One by one, the primary opponents fell, largely because nobody emerged as the anti-Trump. Opportunistic candidates like Chris Christie threw their support behind Trump instead of uniting around someone else. By the summer, Trump was the inevitable nominee and most mainstream Republicans seemed resigned to losing the presidential election. They underestimated the groundswell of support from people animated by Trump’s racist, homophobic, and xenophobic rhetoric.

Before November, the right-wing media had come around, remaking themselves in Trump’s image. If they distorted news and facts in the past, they embraced lying and outright disinformation as they built a media ecosystem that mirrored Trump’s narcissistic amorality. Facts and veracity were for suckers. The game became creating and destroying enemies while defending Trump against all charges. They found an enthusiastic audience. 

Republicans who once seemed to hold values and a conservative ideology folded under the weight of Trump’s cult. Nobody dared to call him out, no matter how egregious his sins, because of the strength of his base. Mitch McConnell watched as Trump undermined the Constitution, not daring to jeopardize his program to fill judicial appointments and pack the Supreme Court. Paul Ryan tried to hold true to his Randian principles but got steamed rolled by Trump and is generally considered one of the least effective House Speakers in modern history. Trump didn’t just crush his enemies, he bent his allies to his will. 

By 2020, Republicans who could never see themselves supporting Trump in 2015 found themselves on the Trump bandwagon, unwilling to criticize him and often defending him against illegal behavior. The party had numerous opportunities to reel Trump in, but nobody had the courage to do it. They backed him when he tried to blackmail Ukraine into dishing dirt on Hunter Biden by withholding aid that Congress had approved. They backed down after initially calling him out for encouraging the attack on Congress on January 6. They refused to refute his lies about election fraud. The GOP decided that Donald Trump can’t be held accountable for anything, undermining the Constitution and the Rule of Law. 

That’s where we are today. Anyone who looks objectively at Donald Trump’s career would see that the verdict in the case was consistent with the man’s behavior for the past 50 years. Yet, Republicans will defend him just like he has defended himself. They will lie and attack the institutions that protect our freedoms to make sure that they don’t get on the wrong side of Donald Trump, even if they are the wrong side of right. 
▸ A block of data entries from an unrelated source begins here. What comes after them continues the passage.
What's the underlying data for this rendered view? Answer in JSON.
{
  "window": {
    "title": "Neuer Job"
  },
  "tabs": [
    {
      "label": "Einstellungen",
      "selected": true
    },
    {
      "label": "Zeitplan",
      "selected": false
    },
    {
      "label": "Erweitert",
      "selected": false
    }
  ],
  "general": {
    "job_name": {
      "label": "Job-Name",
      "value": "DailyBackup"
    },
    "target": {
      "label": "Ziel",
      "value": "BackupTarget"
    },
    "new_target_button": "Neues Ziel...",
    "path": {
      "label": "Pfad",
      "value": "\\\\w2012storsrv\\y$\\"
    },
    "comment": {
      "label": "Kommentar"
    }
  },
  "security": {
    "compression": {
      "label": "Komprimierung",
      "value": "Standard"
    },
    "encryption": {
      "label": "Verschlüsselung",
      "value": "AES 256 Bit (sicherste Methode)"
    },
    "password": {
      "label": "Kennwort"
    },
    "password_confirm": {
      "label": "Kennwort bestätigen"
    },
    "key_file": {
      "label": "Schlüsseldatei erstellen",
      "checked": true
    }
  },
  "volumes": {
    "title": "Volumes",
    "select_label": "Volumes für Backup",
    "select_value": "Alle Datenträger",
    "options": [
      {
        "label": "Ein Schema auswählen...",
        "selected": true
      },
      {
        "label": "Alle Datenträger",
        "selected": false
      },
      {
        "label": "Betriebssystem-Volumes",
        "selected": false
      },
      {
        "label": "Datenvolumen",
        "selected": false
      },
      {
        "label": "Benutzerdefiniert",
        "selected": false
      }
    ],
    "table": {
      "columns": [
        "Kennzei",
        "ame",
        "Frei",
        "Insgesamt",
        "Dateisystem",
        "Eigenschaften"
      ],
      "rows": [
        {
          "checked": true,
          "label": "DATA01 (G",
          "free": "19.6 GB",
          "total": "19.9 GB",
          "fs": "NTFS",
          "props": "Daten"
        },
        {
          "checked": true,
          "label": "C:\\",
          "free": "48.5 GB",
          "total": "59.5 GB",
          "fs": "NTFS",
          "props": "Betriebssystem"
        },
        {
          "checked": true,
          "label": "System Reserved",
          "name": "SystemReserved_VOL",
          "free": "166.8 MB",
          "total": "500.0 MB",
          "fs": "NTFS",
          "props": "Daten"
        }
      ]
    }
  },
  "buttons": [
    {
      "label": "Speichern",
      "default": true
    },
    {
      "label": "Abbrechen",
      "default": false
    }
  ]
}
To the evangelicals, he’s the dystopian Second Coming, a Christlike figure who shuns humility, disdains the poor, and ridicules outcasts and outsiders. They are people so ignorant they take Marjorie Taylor Greene seriously. Then, there are the people who just want in on the grift. Think Matt Gaetz, Madison Cawthorn, and George Santos. They’re in it for the profit and they would embrace the Devil himself it kept them in office. And finally, there are the old line Republicans who decided that tax cuts and deregulation are more important than the country itself. They can live with the grift, the racism, the bigotry, and abuse of power as long as they can appoint people who will protect the wealthy and corporations from what they see as the legal theft of taxation and the interference with free enterprise caused by burdensome regulations like child labor laws and environmental protections. 

In the end, I doubt the verdict changes much. The Republican base that doesn’t know any better, the grievance voters, will support Trump no matter what because they are the people, as Lincoln described them, who can be fooled all of the time. There are the grifters, the people who want to make as much money from holding power as possible. And there are the sellouts, the Republicans who will either support Donald Trump or make excuses for him, even though somewhere in their troubled psyches they know better, because they are scared of alienating the grievance voters who now make up a solid plurality of their base. Come hell or highwater, they will support Donald Trump if he’s their nominee and, right now, he’s clearly leading the field.